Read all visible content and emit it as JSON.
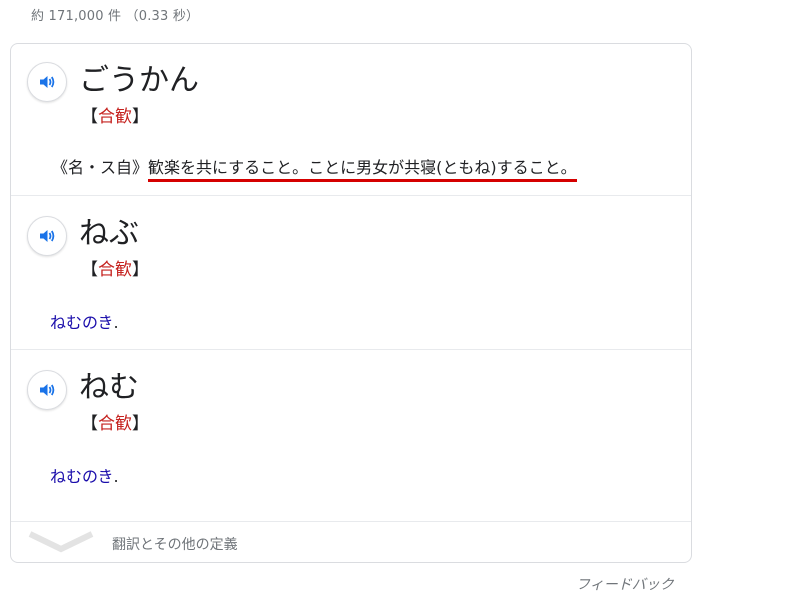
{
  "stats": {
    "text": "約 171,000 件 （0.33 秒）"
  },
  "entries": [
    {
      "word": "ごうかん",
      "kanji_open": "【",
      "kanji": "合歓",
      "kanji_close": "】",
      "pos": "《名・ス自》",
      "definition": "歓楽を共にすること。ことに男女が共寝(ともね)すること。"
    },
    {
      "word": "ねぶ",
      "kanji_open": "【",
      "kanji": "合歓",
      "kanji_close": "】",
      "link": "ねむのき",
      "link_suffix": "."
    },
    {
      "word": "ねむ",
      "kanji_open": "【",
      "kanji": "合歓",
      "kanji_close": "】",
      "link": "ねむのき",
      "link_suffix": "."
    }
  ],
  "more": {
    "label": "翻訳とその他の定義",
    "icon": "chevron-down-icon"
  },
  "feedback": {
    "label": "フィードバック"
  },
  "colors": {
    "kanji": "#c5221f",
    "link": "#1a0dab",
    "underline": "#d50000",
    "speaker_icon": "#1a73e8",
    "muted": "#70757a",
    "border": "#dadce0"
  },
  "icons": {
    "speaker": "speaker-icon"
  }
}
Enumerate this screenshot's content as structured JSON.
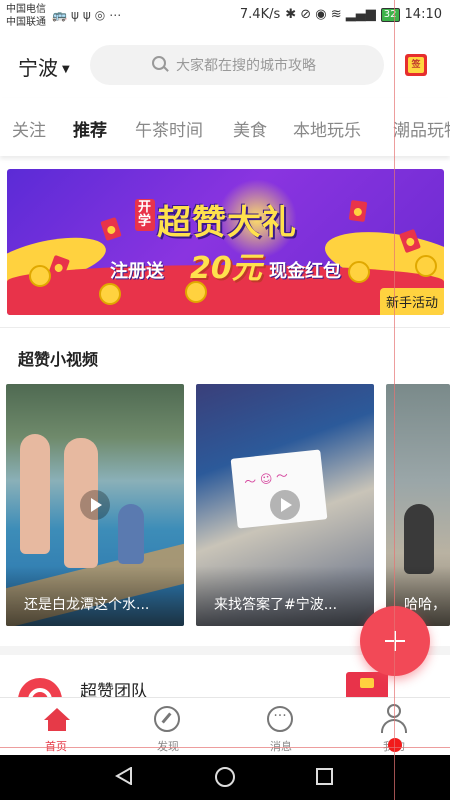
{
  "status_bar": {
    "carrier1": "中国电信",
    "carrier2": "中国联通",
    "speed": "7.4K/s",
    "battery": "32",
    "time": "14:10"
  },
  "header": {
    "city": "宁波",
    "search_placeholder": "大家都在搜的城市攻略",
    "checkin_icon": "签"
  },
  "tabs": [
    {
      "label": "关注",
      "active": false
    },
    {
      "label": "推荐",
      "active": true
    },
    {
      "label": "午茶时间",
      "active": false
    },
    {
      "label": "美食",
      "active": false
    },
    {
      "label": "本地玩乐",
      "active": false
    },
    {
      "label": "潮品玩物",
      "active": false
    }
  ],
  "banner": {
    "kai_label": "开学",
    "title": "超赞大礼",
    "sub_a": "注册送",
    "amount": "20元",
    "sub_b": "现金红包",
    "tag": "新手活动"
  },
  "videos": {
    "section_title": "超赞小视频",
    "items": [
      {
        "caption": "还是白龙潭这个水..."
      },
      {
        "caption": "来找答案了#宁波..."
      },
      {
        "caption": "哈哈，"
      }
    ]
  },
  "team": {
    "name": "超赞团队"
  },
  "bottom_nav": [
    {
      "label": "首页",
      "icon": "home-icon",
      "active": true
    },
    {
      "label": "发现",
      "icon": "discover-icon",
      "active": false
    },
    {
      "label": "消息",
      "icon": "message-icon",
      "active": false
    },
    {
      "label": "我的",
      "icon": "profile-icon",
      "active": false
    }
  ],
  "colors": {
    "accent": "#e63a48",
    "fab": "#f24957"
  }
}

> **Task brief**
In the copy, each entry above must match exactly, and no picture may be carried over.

> **Answer box**
Read all visible content and emit it as JSON.
{
  "stats": {
    "text": "約 171,000 件 （0.33 秒）"
  },
  "entries": [
    {
      "word": "ごうかん",
      "kanji_open": "【",
      "kanji": "合歓",
      "kanji_close": "】",
      "pos": "《名・ス自》",
      "definition": "歓楽を共にすること。ことに男女が共寝(ともね)すること。"
    },
    {
      "word": "ねぶ",
      "kanji_open": "【",
      "kanji": "合歓",
      "kanji_close": "】",
      "link": "ねむのき",
      "link_suffix": "."
    },
    {
      "word": "ねむ",
      "kanji_open": "【",
      "kanji": "合歓",
      "kanji_close": "】",
      "link": "ねむのき",
      "link_suffix": "."
    }
  ],
  "more": {
    "label": "翻訳とその他の定義",
    "icon": "chevron-down-icon"
  },
  "feedback": {
    "label": "フィードバック"
  },
  "colors": {
    "kanji": "#c5221f",
    "link": "#1a0dab",
    "underline": "#d50000",
    "speaker_icon": "#1a73e8",
    "muted": "#70757a",
    "border": "#dadce0"
  },
  "icons": {
    "speaker": "speaker-icon"
  }
}
Enumerate this screenshot's content as structured JSON.
{
  "status_bar": {
    "carrier1": "中国电信",
    "carrier2": "中国联通",
    "speed": "7.4K/s",
    "battery": "32",
    "time": "14:10"
  },
  "header": {
    "city": "宁波",
    "search_placeholder": "大家都在搜的城市攻略",
    "checkin_icon": "签"
  },
  "tabs": [
    {
      "label": "关注",
      "active": false
    },
    {
      "label": "推荐",
      "active": true
    },
    {
      "label": "午茶时间",
      "active": false
    },
    {
      "label": "美食",
      "active": false
    },
    {
      "label": "本地玩乐",
      "active": false
    },
    {
      "label": "潮品玩物",
      "active": false
    }
  ],
  "banner": {
    "kai_label": "开学",
    "title": "超赞大礼",
    "sub_a": "注册送",
    "amount": "20元",
    "sub_b": "现金红包",
    "tag": "新手活动"
  },
  "videos": {
    "section_title": "超赞小视频",
    "items": [
      {
        "caption": "还是白龙潭这个水..."
      },
      {
        "caption": "来找答案了#宁波..."
      },
      {
        "caption": "哈哈，"
      }
    ]
  },
  "team": {
    "name": "超赞团队"
  },
  "bottom_nav": [
    {
      "label": "首页",
      "icon": "home-icon",
      "active": true
    },
    {
      "label": "发现",
      "icon": "discover-icon",
      "active": false
    },
    {
      "label": "消息",
      "icon": "message-icon",
      "active": false
    },
    {
      "label": "我的",
      "icon": "profile-icon",
      "active": false
    }
  ],
  "colors": {
    "accent": "#e63a48",
    "fab": "#f24957"
  }
}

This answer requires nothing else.